What are the Best Practices for Account Protection?
Account management, authentication, and password management are essential activities to protect data security. Users interact with accounts through a myriad of activities and across many different types of devices, and complete account protection requires a close look at each of these relationships and interactions. Authentication is the process of verifying that an individual, entity, or website is the true, authorized user. In the context of web applications, authentication is commonly performed by submitting a username or ID and or more items of private information that only the authorized user would know.1 Session management is a process by which a server maintains the state of an entity interacting with it. This enables a server to remember how to react to subsequent requests throughout a transaction. Sessions are maintained on a server by a session identifier that can be passed back and forth between the client and server when transmitting and receiving requests. Authentication and session management practices work together to ensure that accounts are secure.
Account management best practices2:
Hash passwords. Plaintext passwords should never be stored under any circumstances. Store passwords irreversibly in a cryptographically strong hash of the password. The hash should be salted (a unique, randomly generated string) with a value unique to that specific login credential. Use a pepper (hash the password as usual and then encrypt with a symmetrical encryption key); do not store the pepper in the database.
Third-party identity. Third-party identity providers such as Google, Facebook, and Twitter can be used to authenticate a user’s identity.
Separate user identities and user accounts.
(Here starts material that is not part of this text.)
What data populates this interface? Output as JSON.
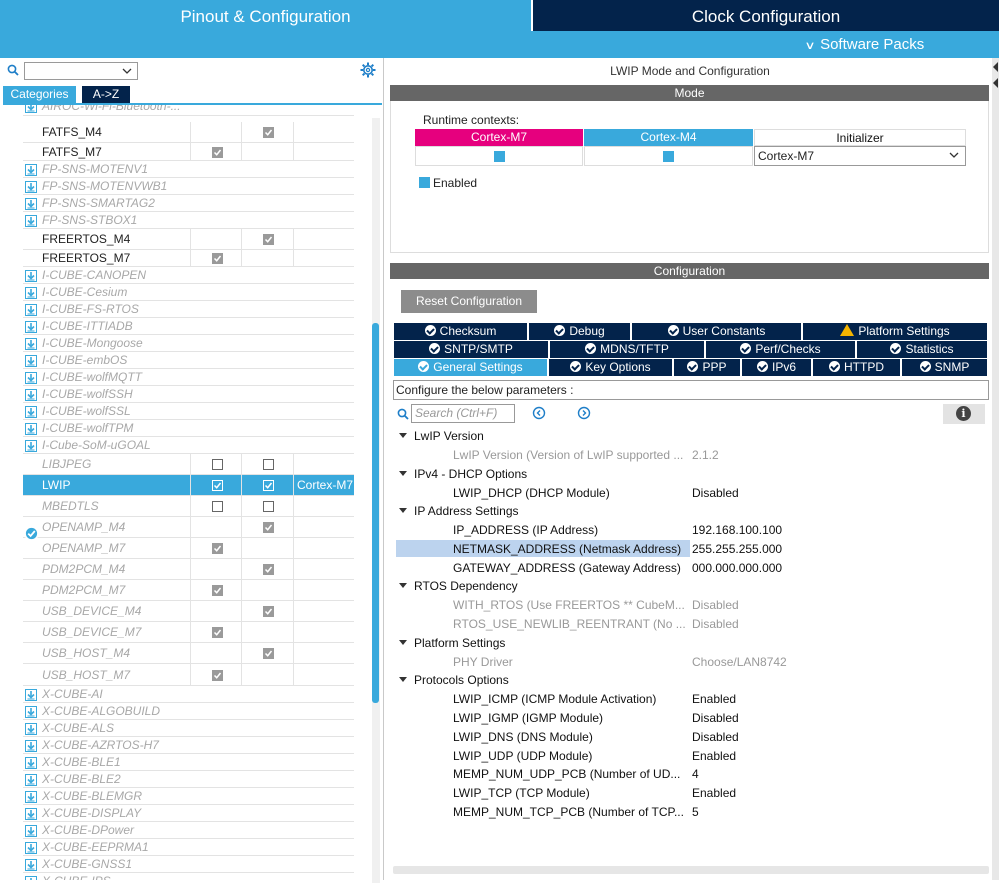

Keep the concept of user account and credential separate by not using email addresses or phone numbers as usernames. This will simplify the process of implementing third-party identity providers, changing usernames, and linking accounts.
Link multiple identities. By providing a common identifying detail, such as a phone number, data could be matched to an existing user in your database, reducing account duplications.
Allow long passwords. As long as passwords are ensured to have cross-platform compatibility in Unicode normalization, allow users to have extreme passwords with emojis and whitespace, if they so choose. Length and complexity follow password best practices.
No unreasonable username rules. Tight restrictions such as long minimum length requirements with many blocked characters are not user-friendly and may deter some users. Assigning usernames may be an alternate approach.
Validate identity. Send validation codes to email address or phone number as soon as possible to avoid problems that arise from not being properly logged in.
Allow username changes. Legacy systems may make it difficult to change usernames, but a requested change could be made by allowing aliases.
Allow user account deletion. There are few self-service means for users to delete their account and associated PII, often due to regulatory compliance concerns. This could be addressed by letting users schedule their account for automatic future deletion.
Use two-factor authentication. Offer the most secure 2FA you can, as your user accounts are only as secure as the weakest 2FA or account recovery method.
Make user IDs case insensitive. Smartphones often autocorrect for capitalization and spelling, and many users may not remember the exact case of their username.
Secure auth system. Secure authentication services can handle many of your security concerns automatically.
Also consider these session management aspects for account protection3:
- Session ID name fingerprinting
- Session ID length
- Session ID entropy
- Session ID content
- Session ID exchange mechanisms
- Transport layer security
- Cookie attributes
- HTML5 web storage API
- Session expiration
1 OWASP, 2021, “Authentication Cheat Sheet”
2 Maddox, 2021, “13 Best Practices for User Account, Authentication, and Password Management, 2021 Edition”
3 OWASP, 2021, “Session Management Cheat Sheet”